Report writing is a large part of the job. An HMI, depending on his or her division, might write about the impact of the numeracy strategy, about prison education, about the performance of a local authority, about whether a school should go into special measures, or about issues such as bullying and ethnic minority achievement.
One recruit for whom some of this will not be entirely new is Bradley Simmons. A former head, he has spent the past two years working as an inspector for CEA, the private firm that runs school improvement services in the north London borough of Islington. He has a passion for seeing children succeed and is looking forward to joining "an organisation whose prime purpose is to defend the rights of learners". He says: "HMI, throughout its history, has always been engaged with making sure learners get a fair deal, and that appeals to me."
Mr Simmons, 42, is eager to work to David Bell's agenda. "He has moved Ofsted on. The focus is now very much on engaging learners in the classroom rather than, for example, on teaching skills that might make no difference."

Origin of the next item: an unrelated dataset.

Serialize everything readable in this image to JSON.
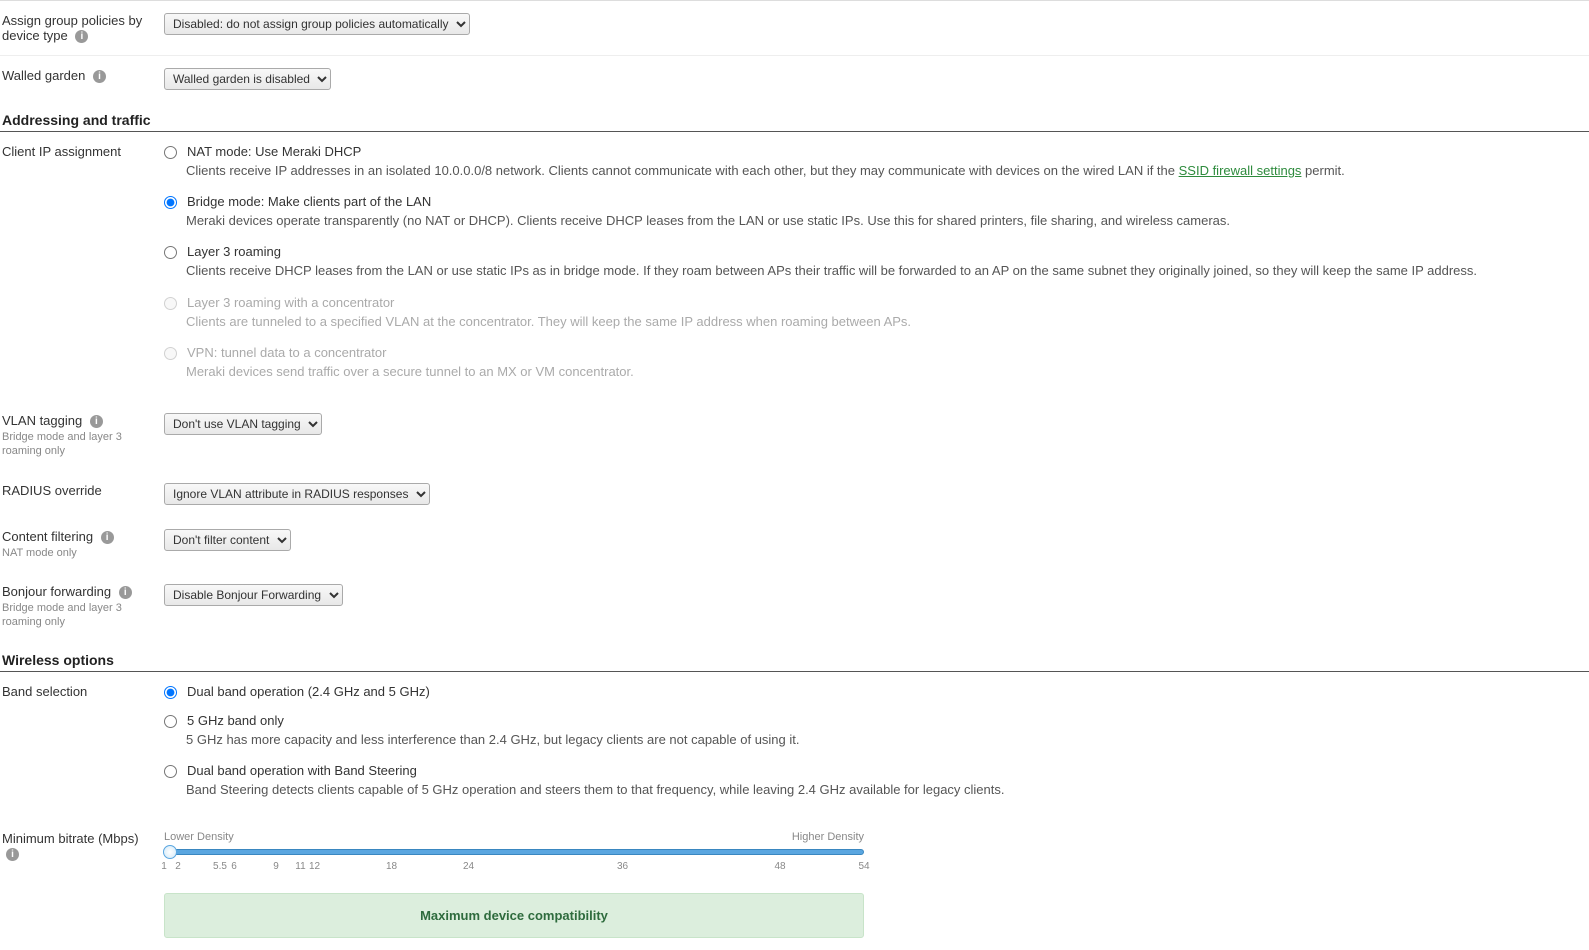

Deana Holdaway agrees. "The role now is more about engaging with schools and inviting them to offer their opinion of themselves. It is more of a conversation, a dual approach rather than duelling," she says.
"But it is still rigorous. Once you know what excellence looks like and how to achieve it; once you see the joy that young people can have in learning, then when you go into other schools that may be fighting all sorts of difficulties, you can offer hope."
The aim of the new recruits is best summed up by Miriam Rosen, an HMI with 12 years' experience who is now head of Ofsted's new subjects and quality assurance division, known as Squad. "We try to do good as we go."